Back in the 1980s, clinical scope of practice for general practitioners (GPs) working in local and rural hospitals was based on the deemed skill set of the individual applicant rather than the selection of ‘tickets’ they held. This meant that inpatient, outpatient, emergency and procedural work was spread across the GPs attached to the hospital in a somewhat egalitarian fashion. By the early 1990s, mandatory certification enforced by government was progressively introduced across the entire breadth of clinical practice. The impact on clinicians was profound, as clinical privilege committees increasingly required structured, objective evidence of competence, often with mandatory evidence of having passed an appropriate summative assessment. This lead to a surge of interest in attending courses and programs, especially with formalised assessment processes and, consequently, a growing army of medical educators to provide these education and training programs.
Until recently, medical education had for the most part been immune to this process of mandatory certification. From its early beginnings, medical education has evolved into the well organised, structured discipline that we take for granted today. This substantial workforce educates medical students, pre-vocational doctors and vocational trainees, provides continuing medical education, and contributes to education across a range of allied health, nursing and other academic disciplines. Additionally, Australian-trained medical educators are sought after to assist in programs run by our nearest international neighbours.
The Australian Institute of Health and Welfare estimates around 1000 (1.1%) of all registered medical practitioners designate teacher/educator as their principal employment.2 However, as medical education is unlike virtually all other branches of medical endeavour, there is no formal registration or grouping of medical educators, leaving total numbers unknown when educators who are primarily active clinicians are added to the mix.

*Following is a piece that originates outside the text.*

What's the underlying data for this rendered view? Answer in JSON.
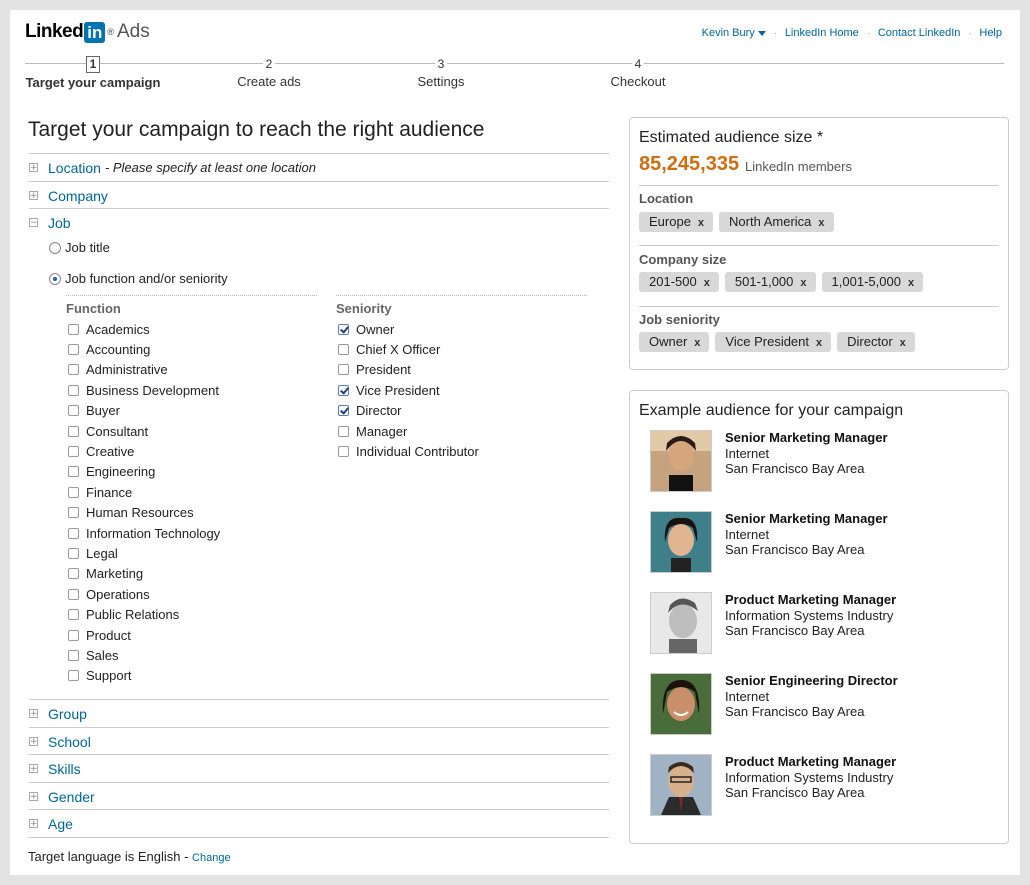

In an age where your personal clinical practice is so closely tied to the clinical privileges your ticket of entry allows, it remains both disconcerting and perhaps delightful that medical education is almost the last bastion of ‘ticket’ freedom. Delightful, as this means almost all practitioners have the opportunity to participate in the pleasures and rewards of teaching; yet disconcerting, as being an effective teacher, educator and, especially an assessor, requires nurturing a range of attributes and developing a series of special skills. Certainly, the senior medical educators in Australia share a proud pedigree of academic achievement in education-related qualifications. And the hierarchy of learners continues to exist in medical education as
in any other medical specialty, with each layer supporting, mentoring and teaching those in earlier stages who are progressing up the ranks.
So, perhaps this conversation is more about those relatively new to medical education who are considering their options in how to gain the knowledge, skills and attitudes to best develop their expertise. Is it now timely to move to a more formalised approach, defining a number of more clearly identified paths for the budding and enthusiastic teachers of tomorrow, allowing them to bypass the rather haphazard system through which older folk travelled?
In this month’s edition of Australian Family Physician (AFP), we present a number of papers that we hope will help expand our readers’ horizons on their personal contribution to the medical education of students and registrars they regularly meet and support in clinical practice. While Wearne, Butler and Jones3 explore general practice registrar education and Fraser4 considers mentoring medical students, Leeder, Corbett and Usherwood5 encourage consideration of the wider public health role GP trainees will be undertaking in contemporary general practice.
It is no surprise that GPs have taken to medical education as an adjunct to their career paths, as teaching provides an important counterpoint to their clinical endeavours while providing an opportunity to share their experiences with the next generation.
Stephen A Margolis MBBS, MFM, MD, GEM, DRANZCOG, FRACGP, FACRRM, is the Senior Medical Editor of AFP; Professor, School of Medicine, Griffith University, Queensland; and Medical Officer with the Royal Flying Doctor Service.